WORK TO COMPLETE:
Some lines below hold "JSON". Pick them out and copy them.

SOURCE DATA:
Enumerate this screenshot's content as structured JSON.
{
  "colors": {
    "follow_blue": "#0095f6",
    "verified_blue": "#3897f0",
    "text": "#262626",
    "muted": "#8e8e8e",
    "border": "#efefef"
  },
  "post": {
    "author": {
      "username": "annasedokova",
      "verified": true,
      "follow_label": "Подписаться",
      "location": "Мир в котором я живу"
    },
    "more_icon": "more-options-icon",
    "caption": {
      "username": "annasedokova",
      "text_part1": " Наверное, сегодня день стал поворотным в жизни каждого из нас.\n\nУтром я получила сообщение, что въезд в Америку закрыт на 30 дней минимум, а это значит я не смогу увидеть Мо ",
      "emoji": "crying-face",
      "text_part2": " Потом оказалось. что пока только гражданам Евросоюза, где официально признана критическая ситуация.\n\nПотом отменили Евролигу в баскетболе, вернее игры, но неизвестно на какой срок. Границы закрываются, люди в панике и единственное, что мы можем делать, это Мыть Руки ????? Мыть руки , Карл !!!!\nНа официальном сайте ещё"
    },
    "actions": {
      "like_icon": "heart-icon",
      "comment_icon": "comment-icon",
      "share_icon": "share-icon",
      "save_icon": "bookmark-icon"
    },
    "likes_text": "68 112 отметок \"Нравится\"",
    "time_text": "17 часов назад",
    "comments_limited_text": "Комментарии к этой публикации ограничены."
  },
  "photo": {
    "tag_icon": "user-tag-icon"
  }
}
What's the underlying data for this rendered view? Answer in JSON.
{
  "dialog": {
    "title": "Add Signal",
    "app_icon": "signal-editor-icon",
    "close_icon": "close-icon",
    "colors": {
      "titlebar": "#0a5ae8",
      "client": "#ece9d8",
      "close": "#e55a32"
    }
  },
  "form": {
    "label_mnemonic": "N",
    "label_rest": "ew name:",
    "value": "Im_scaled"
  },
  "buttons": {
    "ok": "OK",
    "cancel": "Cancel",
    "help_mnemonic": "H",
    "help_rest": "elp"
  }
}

RESULT OF THIS TASK:
Enumerate this screenshot's content as structured JSON.
What's the underlying data for this rendered view? Answer in JSON.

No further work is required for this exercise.